[Element data from apps and pages]
_ _ _
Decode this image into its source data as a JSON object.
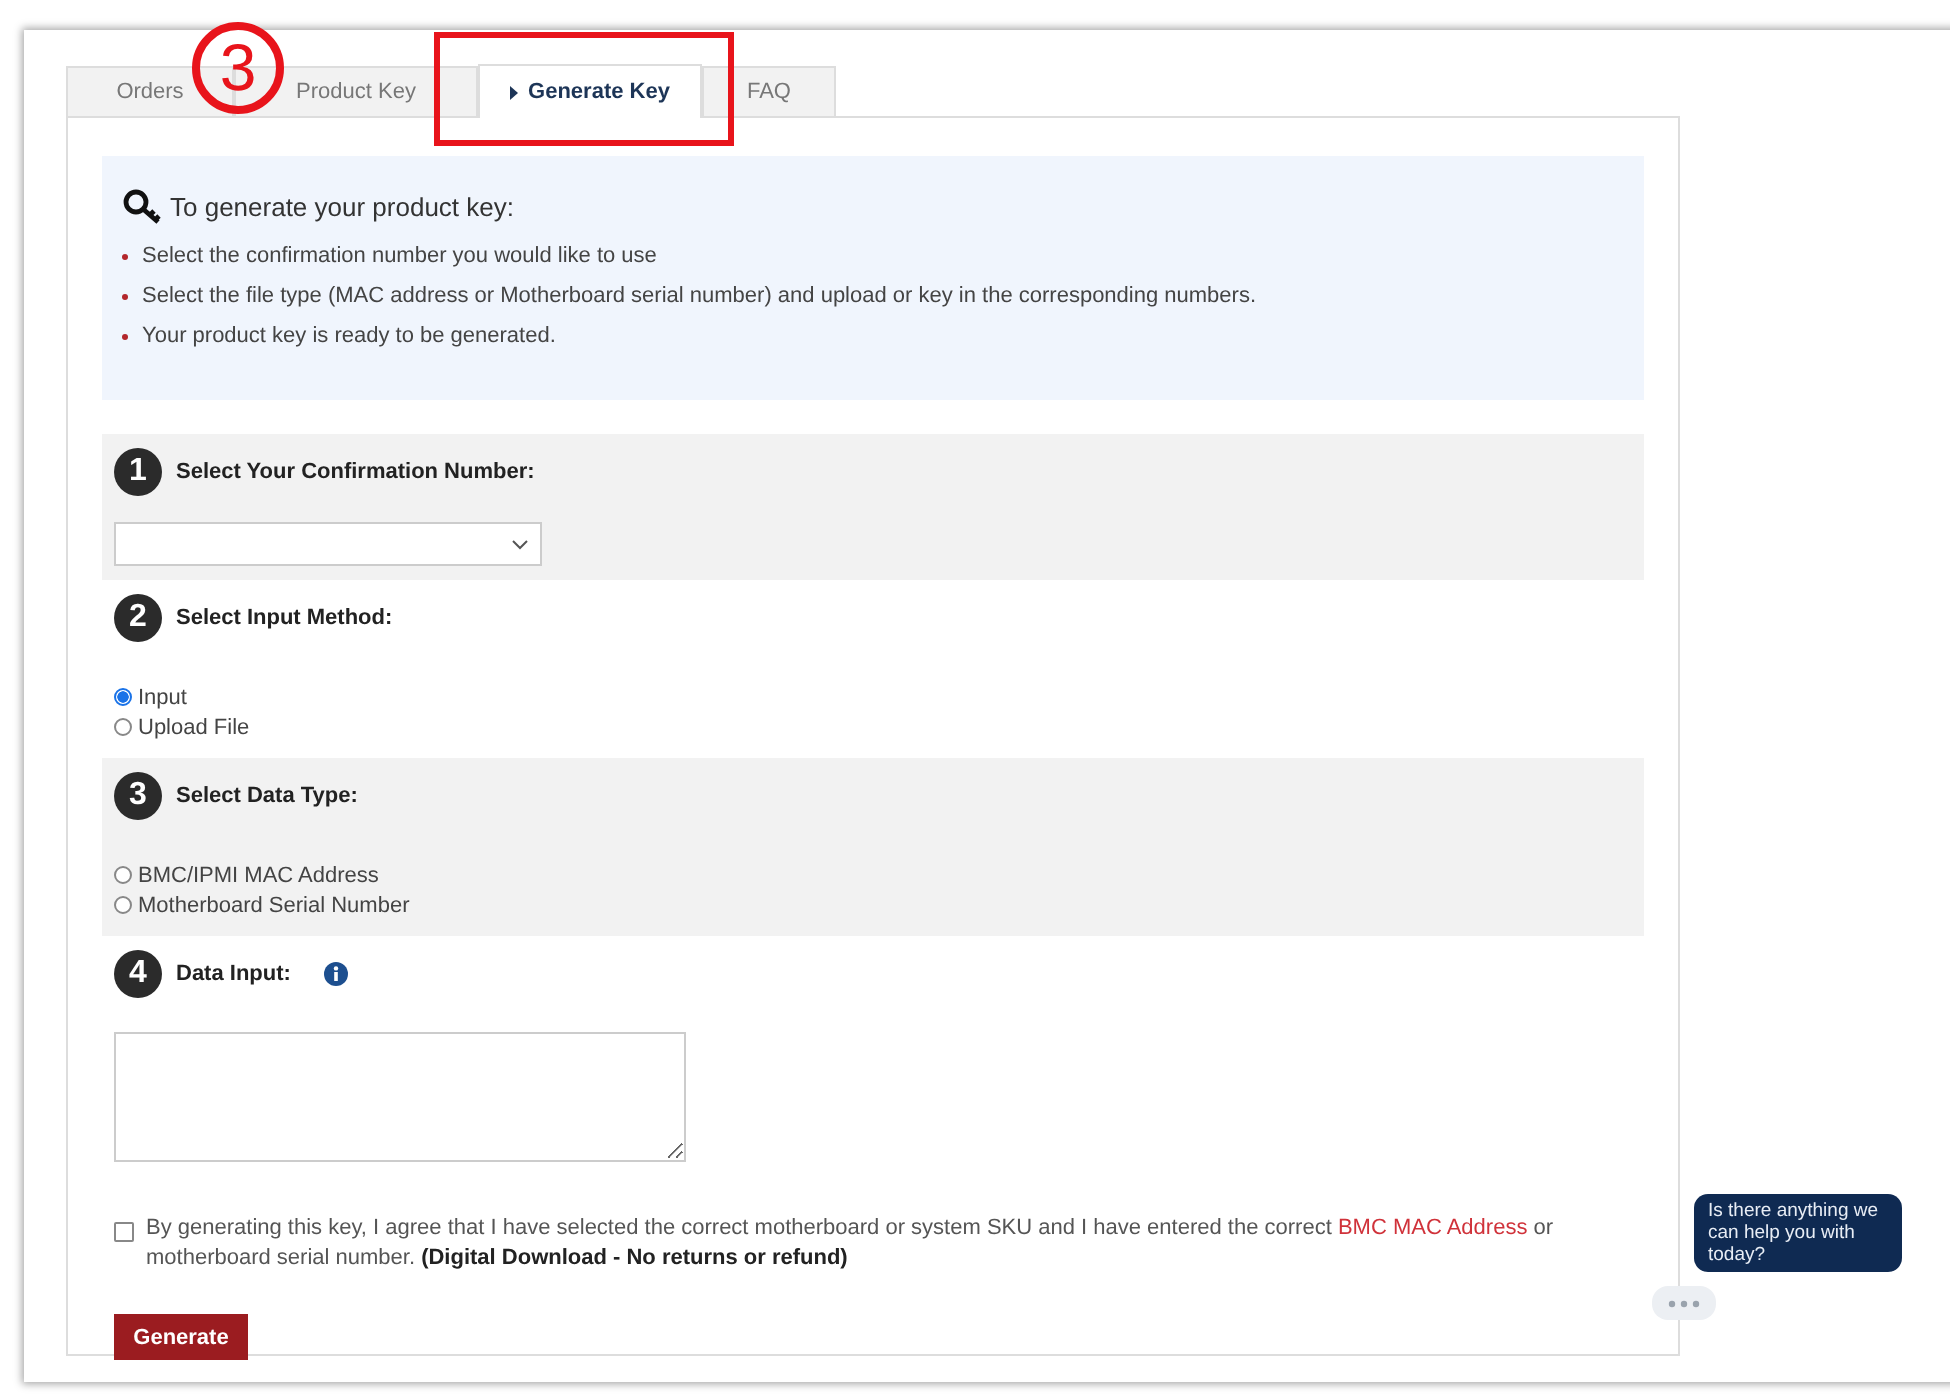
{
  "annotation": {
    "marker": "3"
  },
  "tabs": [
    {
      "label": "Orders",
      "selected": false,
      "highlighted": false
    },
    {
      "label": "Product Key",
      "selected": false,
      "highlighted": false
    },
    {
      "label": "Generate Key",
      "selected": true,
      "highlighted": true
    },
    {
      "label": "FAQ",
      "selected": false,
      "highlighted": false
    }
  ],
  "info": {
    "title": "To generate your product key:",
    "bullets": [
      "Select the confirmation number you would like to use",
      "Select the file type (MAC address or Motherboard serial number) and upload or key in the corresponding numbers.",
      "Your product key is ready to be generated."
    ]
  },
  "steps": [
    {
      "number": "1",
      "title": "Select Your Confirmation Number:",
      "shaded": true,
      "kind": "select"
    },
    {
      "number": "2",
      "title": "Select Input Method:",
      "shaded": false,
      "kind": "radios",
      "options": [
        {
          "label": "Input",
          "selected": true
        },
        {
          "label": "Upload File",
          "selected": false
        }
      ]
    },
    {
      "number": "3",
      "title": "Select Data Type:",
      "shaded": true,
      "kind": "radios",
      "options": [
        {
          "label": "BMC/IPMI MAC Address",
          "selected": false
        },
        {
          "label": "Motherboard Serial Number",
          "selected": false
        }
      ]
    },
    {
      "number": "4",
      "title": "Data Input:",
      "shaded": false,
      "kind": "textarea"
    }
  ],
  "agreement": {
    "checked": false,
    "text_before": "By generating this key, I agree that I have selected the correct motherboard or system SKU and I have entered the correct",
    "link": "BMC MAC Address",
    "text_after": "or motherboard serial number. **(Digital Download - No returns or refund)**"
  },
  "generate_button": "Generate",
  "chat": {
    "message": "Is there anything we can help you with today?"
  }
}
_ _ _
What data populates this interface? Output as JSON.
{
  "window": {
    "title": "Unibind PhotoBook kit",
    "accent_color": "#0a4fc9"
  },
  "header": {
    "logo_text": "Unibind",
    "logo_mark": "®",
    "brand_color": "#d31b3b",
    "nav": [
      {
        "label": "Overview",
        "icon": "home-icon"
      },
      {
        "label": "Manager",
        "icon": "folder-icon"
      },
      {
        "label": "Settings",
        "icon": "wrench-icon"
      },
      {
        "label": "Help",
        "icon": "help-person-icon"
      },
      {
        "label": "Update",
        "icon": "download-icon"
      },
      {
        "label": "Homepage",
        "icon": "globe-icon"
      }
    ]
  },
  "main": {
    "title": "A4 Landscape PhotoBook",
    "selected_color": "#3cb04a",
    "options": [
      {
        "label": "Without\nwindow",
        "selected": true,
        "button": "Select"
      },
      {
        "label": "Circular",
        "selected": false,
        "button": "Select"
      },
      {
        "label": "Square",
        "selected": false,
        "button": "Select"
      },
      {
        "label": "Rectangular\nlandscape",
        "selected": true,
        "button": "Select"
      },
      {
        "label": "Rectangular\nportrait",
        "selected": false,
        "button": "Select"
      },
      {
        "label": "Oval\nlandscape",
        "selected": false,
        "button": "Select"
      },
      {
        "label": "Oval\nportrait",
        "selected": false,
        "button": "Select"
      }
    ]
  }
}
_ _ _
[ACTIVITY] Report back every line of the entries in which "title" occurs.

[RESPONSE AREA]
    "title": "To generate your product key:",
      "title": "Select Your Confirmation Number:",
      "title": "Select Input Method:",
      "title": "Select Data Type:",
      "title": "Data Input:",
    "title": "Unibind PhotoBook kit",
    "title": "A4 Landscape PhotoBook",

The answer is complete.